This small study found that thermal inactivation adversely affected the results of later RT-PCR tests, and suggests that other methods may be necessary.
Nucleic acid testing (NAT) has played an important role in patient diagnosis and management of COVID-19. Some have recommended thermal inactivation at 56 °C to inactivate the virus before NAT. This could theoretically disrupt nucleic acid integrity virus and cause false negatives in RT-PCR tests.

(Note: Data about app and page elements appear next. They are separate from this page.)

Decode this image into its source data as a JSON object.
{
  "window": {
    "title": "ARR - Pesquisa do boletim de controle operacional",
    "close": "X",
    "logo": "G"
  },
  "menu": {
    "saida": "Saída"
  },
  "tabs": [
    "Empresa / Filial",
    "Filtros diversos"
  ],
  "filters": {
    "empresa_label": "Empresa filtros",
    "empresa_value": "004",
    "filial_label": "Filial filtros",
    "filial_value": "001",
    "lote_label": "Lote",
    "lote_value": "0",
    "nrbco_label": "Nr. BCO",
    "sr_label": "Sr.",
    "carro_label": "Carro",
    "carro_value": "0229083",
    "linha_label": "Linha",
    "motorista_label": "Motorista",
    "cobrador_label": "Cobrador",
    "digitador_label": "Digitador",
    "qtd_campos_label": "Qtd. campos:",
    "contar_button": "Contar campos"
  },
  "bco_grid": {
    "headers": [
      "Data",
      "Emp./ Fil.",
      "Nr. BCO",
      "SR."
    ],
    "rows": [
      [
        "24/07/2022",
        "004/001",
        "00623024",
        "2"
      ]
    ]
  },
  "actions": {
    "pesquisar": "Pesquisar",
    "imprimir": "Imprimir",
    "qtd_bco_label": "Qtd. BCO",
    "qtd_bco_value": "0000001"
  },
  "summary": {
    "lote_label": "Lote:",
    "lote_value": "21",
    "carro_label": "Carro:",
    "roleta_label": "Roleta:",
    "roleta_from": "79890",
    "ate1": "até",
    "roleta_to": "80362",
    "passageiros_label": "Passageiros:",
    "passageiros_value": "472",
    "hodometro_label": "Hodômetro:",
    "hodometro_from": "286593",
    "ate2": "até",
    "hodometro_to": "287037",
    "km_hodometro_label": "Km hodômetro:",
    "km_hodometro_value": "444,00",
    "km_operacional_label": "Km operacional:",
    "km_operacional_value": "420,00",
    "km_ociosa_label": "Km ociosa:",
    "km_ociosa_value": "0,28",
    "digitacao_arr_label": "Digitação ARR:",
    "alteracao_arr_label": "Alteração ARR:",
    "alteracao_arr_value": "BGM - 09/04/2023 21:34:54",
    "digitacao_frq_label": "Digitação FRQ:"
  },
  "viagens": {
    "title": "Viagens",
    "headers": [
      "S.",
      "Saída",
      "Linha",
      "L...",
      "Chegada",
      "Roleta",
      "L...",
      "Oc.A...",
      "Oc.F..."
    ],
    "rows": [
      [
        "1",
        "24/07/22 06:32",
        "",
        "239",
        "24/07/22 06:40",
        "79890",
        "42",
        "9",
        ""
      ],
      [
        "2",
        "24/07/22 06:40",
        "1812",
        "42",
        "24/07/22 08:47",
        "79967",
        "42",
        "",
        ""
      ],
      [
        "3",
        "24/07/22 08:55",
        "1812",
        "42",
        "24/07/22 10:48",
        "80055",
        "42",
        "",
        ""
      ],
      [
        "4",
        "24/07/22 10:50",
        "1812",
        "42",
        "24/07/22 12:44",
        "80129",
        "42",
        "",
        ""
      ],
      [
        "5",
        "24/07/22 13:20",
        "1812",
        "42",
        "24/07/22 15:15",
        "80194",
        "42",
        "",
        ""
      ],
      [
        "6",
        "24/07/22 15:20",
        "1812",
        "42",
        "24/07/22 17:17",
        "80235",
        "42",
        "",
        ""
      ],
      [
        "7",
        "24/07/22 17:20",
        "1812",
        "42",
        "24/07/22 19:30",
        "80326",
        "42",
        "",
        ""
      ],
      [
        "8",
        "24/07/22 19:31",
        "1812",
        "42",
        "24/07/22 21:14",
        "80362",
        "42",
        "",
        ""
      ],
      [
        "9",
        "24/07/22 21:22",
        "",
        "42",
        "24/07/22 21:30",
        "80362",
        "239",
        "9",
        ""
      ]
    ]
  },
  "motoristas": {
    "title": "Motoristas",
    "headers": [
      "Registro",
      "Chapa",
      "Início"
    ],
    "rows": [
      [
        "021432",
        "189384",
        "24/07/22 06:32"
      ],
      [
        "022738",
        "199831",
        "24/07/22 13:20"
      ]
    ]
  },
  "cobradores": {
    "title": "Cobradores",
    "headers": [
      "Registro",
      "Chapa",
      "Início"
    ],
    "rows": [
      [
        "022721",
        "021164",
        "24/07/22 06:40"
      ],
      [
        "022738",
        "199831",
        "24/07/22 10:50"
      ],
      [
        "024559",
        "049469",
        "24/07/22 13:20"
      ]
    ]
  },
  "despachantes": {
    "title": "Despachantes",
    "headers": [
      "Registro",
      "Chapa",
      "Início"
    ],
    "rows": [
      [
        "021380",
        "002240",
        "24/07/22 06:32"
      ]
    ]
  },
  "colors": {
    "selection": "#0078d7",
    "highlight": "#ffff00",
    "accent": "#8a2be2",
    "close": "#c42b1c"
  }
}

Researchers examined if this was true. They found that Ct values were increased in specimens from diagnosed COVID-19 patients in RT-PCR tests after thermal incubation. About 50% of the weak-positive samples were RT-PCR negative after heat inactivation in at least one parallel testing. The use of guanidinium-based chemical lysis for preservation of these specimens had a smaller impact on RT-PCR results, with fewer false negatives (13.3%) and significantly less increase in Ct values than heat inactivation.